But there are so many kinds of mongoose people can't help finding new ones. Already there's the Common Mongoose, the Yellow Mongoose, the Crab-Eating Black-footed Mongoose, the Lightly Banded Ruttled Marsh Mongoose, the Angolan Slender Mongoose (Reformed), the Upper Pinball Mongoose, the Mongoose Civique, the Furtive Upper-Tailed Cape Gray, the Cusimanse Fiesta (which is also sold as the Meerkat Siena and the Wheeping Slender Civet LS), the Flat-Headed Pousargues, the Who Are You Calling a Pousargues, the You Heard Me And Deal With It Atilax, the Not So Big On This Flat-Headed Thing Either, and the Swooping Malagassy Fossa (Manual and Automatic). Just this morning almost four new kinds of mongoose were discovered by Worthington Fa, who it must be admitted is under a lot of stress and reports his detached garage was stolen by ``giant ducks''. While we may not believe these reports, consider these startling numbers: 26,883. 147.247. -68,154. If that's not enough consider a number looks just plain wrong: 2,9172,6. The conclusion is obvious.
Why this abundance of mongoose?

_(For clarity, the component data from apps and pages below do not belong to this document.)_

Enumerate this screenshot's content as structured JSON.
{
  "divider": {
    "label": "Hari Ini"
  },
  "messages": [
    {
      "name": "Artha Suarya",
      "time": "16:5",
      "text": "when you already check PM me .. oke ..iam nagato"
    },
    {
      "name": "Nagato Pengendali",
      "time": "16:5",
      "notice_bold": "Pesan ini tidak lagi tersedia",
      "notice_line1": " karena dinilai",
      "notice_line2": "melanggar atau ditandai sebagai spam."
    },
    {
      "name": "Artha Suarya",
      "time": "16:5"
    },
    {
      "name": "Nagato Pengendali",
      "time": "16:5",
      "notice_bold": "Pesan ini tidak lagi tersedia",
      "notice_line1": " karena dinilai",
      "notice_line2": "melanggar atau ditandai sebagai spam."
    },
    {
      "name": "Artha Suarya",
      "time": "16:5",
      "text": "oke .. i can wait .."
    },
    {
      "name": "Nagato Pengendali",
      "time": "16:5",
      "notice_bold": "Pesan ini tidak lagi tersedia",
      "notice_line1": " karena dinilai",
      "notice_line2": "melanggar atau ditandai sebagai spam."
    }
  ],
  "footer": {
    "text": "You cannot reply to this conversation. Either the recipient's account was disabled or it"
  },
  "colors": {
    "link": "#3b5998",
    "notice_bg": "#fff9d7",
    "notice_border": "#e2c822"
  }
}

It's part of the General Mongoose plan to keep buyers through life: start with a Common Dwarf, graduate to a sporty Slender (Orthodox) Thunder, maybe a White-Tailed Giant as their families grow, after the kids go to college move into a luxury Stripe-Necked with satellite and ``infotainment consciousness'' packages, and then if they were really good and saved their money carefully go for a Flombilly Meller's Deluxe or at least a Helogale Whorpling Triple LaSalle.

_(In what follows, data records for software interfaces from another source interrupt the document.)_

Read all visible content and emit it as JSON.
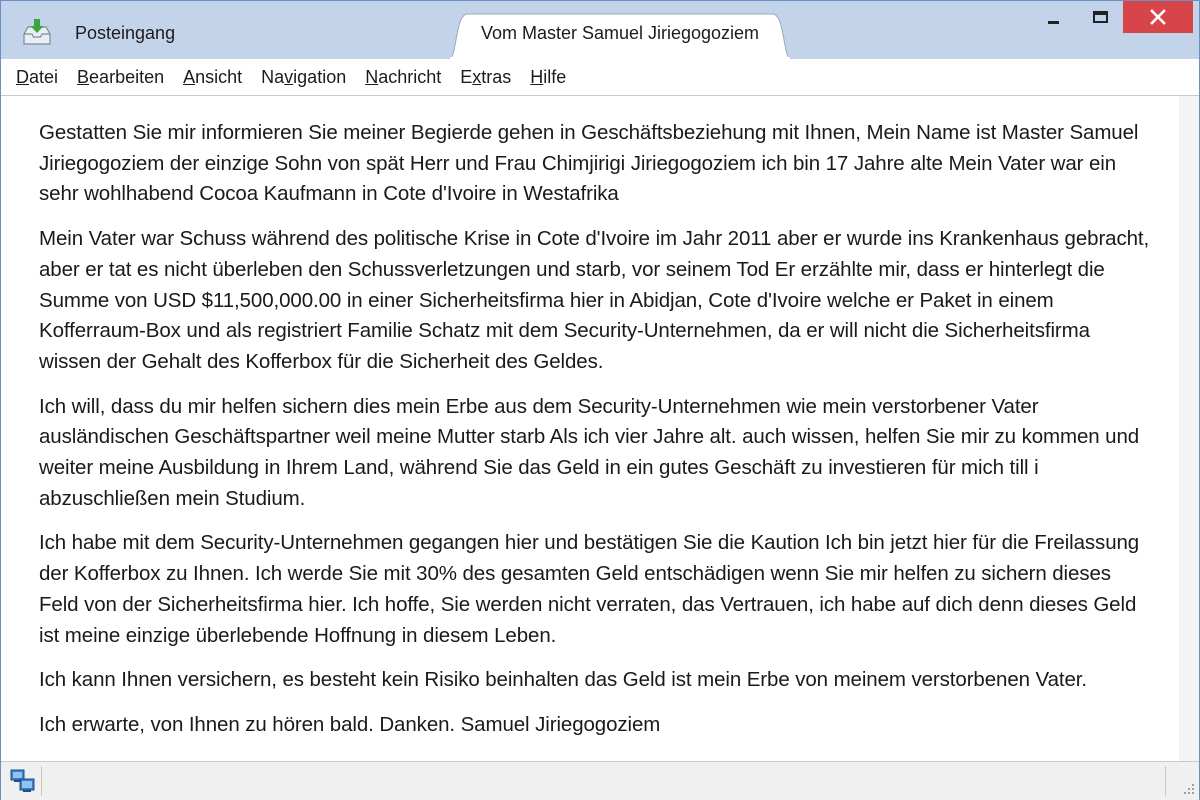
{
  "window": {
    "tabs": [
      {
        "label": "Posteingang",
        "icon": "inbox-download-icon",
        "active": false
      },
      {
        "label": "Vom Master Samuel Jiriegogoziem",
        "active": true
      }
    ],
    "controls": [
      "minimize-icon",
      "maximize-icon",
      "close-icon"
    ],
    "close_color": "#d7454a",
    "titlebar_color": "#c3d4ea"
  },
  "menu": {
    "items": [
      {
        "label": "Datei",
        "accel": "D",
        "rest": "atei"
      },
      {
        "label": "Bearbeiten",
        "accel": "B",
        "rest": "earbeiten"
      },
      {
        "label": "Ansicht",
        "accel": "A",
        "rest": "nsicht"
      },
      {
        "label": "Navigation",
        "pre": "Na",
        "accel": "v",
        "rest": "igation"
      },
      {
        "label": "Nachricht",
        "accel": "N",
        "rest": "achricht"
      },
      {
        "label": "Extras",
        "pre": "E",
        "accel": "x",
        "rest": "tras"
      },
      {
        "label": "Hilfe",
        "accel": "H",
        "rest": "ilfe"
      }
    ]
  },
  "message": {
    "paragraphs": [
      "Gestatten Sie mir informieren Sie meiner Begierde gehen in Geschäftsbeziehung mit Ihnen, Mein Name ist Master Samuel Jiriegogoziem der einzige Sohn von spät Herr und Frau Chimjirigi Jiriegogoziem ich bin 17 Jahre alte Mein Vater war ein sehr wohlhabend Cocoa Kaufmann in Cote d'Ivoire in Westafrika",
      "Mein Vater war Schuss während des politische Krise in Cote d'Ivoire im Jahr 2011 aber er wurde ins Krankenhaus gebracht, aber er tat es nicht überleben den Schussverletzungen und starb, vor seinem Tod Er erzählte mir, dass er hinterlegt die Summe von USD $11,500,000.00 in einer Sicherheitsfirma hier in Abidjan, Cote d'Ivoire welche er Paket in einem Kofferraum-Box und als registriert Familie Schatz mit dem Security-Unternehmen, da er will nicht die Sicherheitsfirma wissen der Gehalt des Kofferbox für die Sicherheit des Geldes.",
      "Ich will, dass du mir helfen sichern dies mein Erbe aus dem Security-Unternehmen wie mein verstorbener Vater ausländischen Geschäftspartner weil meine Mutter starb Als ich vier Jahre alt. auch wissen, helfen Sie mir zu kommen und weiter meine Ausbildung in Ihrem Land, während Sie das Geld in ein gutes Geschäft zu investieren für mich till i abzuschließen mein Studium.",
      "Ich habe mit dem Security-Unternehmen gegangen hier und bestätigen Sie die Kaution Ich bin jetzt hier für die Freilassung der Kofferbox zu Ihnen. Ich werde Sie mit 30% des gesamten Geld entschädigen wenn Sie mir helfen zu sichern dieses Feld von der Sicherheitsfirma hier. Ich hoffe, Sie werden nicht verraten, das Vertrauen, ich habe auf dich denn dieses Geld ist meine einzige überlebende Hoffnung in diesem Leben.",
      "Ich kann Ihnen versichern, es besteht kein Risiko beinhalten das Geld ist mein Erbe von meinem verstorbenen Vater.",
      "Ich erwarte, von Ihnen zu hören bald. Danken. Samuel Jiriegogoziem"
    ]
  },
  "statusbar": {
    "icon": "network-status-icon"
  }
}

That was Alfred P Stoat's vision for a diversified operation keeping people in the mongoose family. It did great after World War II and the years of production diversion entirely to badgers. The problem is there's too much. Sure, they can fit markets with microscopic precision. Look at this new species, going for exotic flair as ``Durrell's Vontsira'', which just by the name alone is admirably styled. But how many people named Durrell are even in the mongoose market, and how many do you expect to buy? And don't even think of the Vontsira people; they're just be cranky and irritable, like when they tried to sell Chevy Novas to the Crab Nebula.

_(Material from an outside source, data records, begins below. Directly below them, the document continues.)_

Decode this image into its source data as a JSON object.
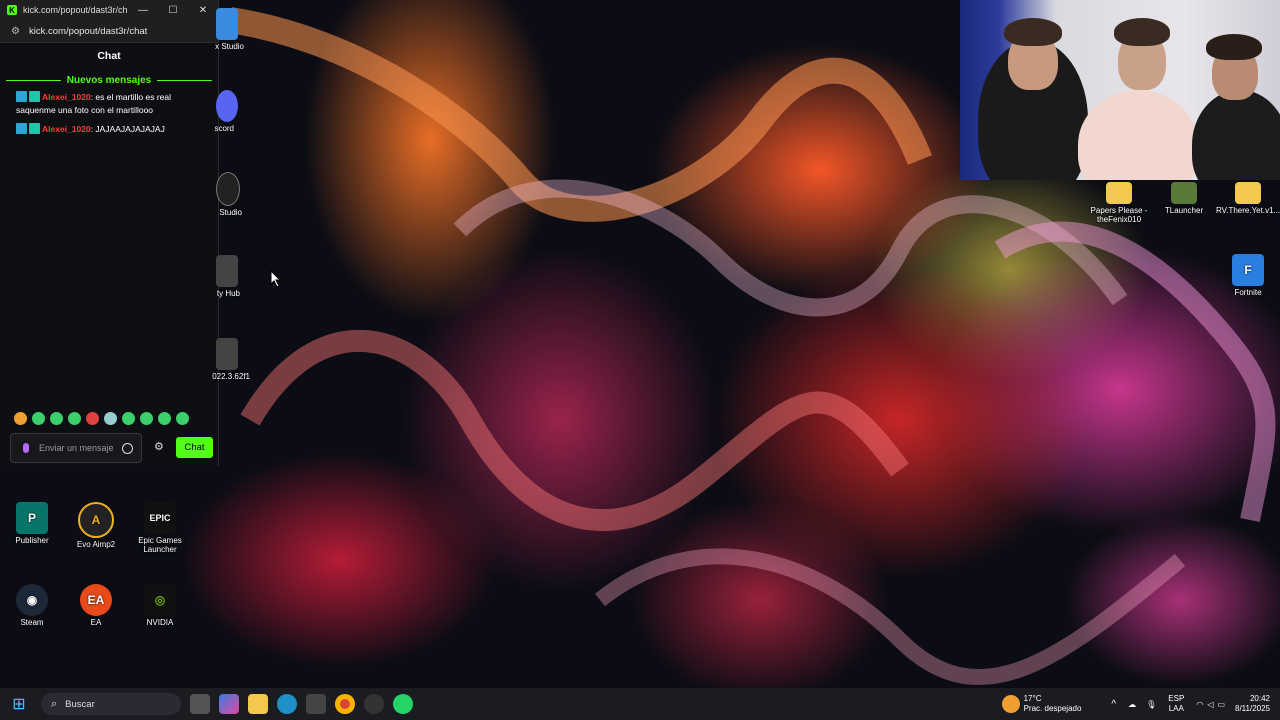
{
  "browser": {
    "title": "kick.com/popout/dast3r/ch...",
    "url": "kick.com/popout/dast3r/chat",
    "minimize_icon": "minimize-icon",
    "maximize_icon": "maximize-icon",
    "close_icon": "close-icon"
  },
  "chat": {
    "heading": "Chat",
    "new_messages_label": "Nuevos mensajes",
    "messages": [
      {
        "user": "Alexei_1020",
        "text": ": es el martillo es real saquenme una foto con el martillooo"
      },
      {
        "user": "Alexei_1020",
        "text": ": JAJAAJAJAJAJAJ"
      }
    ],
    "input_placeholder": "Enviar un mensaje",
    "send_label": "Chat",
    "accent_color": "#53fc18"
  },
  "desktop": {
    "icons_left_partial": [
      "x Studio",
      "scord",
      "Studio",
      "ty Hub",
      "022.3.62f1"
    ],
    "icons_bottom": [
      "Publisher",
      "Evo Aimp2",
      "Epic Games Launcher",
      "Steam",
      "EA",
      "NVIDIA"
    ],
    "icons_right": [
      "Papers Please - theFenix010",
      "TLauncher",
      "RV.There.Yet.v1...",
      "Fortnite"
    ]
  },
  "taskbar": {
    "search_placeholder": "Buscar",
    "weather_temp": "17°C",
    "weather_desc": "Prac. despejado",
    "lang_top": "ESP",
    "lang_bottom": "LAA",
    "time": "20:42",
    "date": "8/11/2025"
  }
}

But every tendency continues until it's gone way too far. Fitting every market niche comes at a loss of production efficiencies. The casual onlooker may figure hey, get two, that takes care of production. Go ahead, try it, see where you get. There's probably five in your Scary Drawer. Back yet? Notice something? They're all male, right? They're shipped as loss leaders, on the theory people will come back for females, and the company figures they can only have so many males hanging around before they start inventing things like fantasy platypus leagues.
I don't have anything against Durrell, or his Vontsira, or even the two other species of Vontsira he's found since this morning, or the three more that have popped up out of the kitchen since then, startling everyone and giggling wildly. It's just they need to be streamlined, into maybe a half-dozen major models with accessory packages easily identified by strings of popular letters and numbers such as 'LC-6115' or '340 DX', with perhaps variants for industrial or military needs where applicable. It may mean pulling back from niches like the Doomed Madagascaran Marsh, but they have that Indian Ocean Claimation project to fall back on. If they don't reposition the brand I guess they'll make it another ten million years, tops. Then we can get the number of spider species to something reasonable, and maybe let the snakes know they don't need to be so nervous.
Trivia: On learning not all of Europe had made the switch to the Gregorian Calendar in October 1582 as scheduled Pope Gregory ordered the omission of 10 through 21 February 1583 as makeups. Source: The Calendar: The 5000-Year Struggle To Align The Clock And The Heavens --- And What Happened To The Missing Ten Days, David Ewing Duncan.
Currently Reading: History of Hungary, Denis Sinor.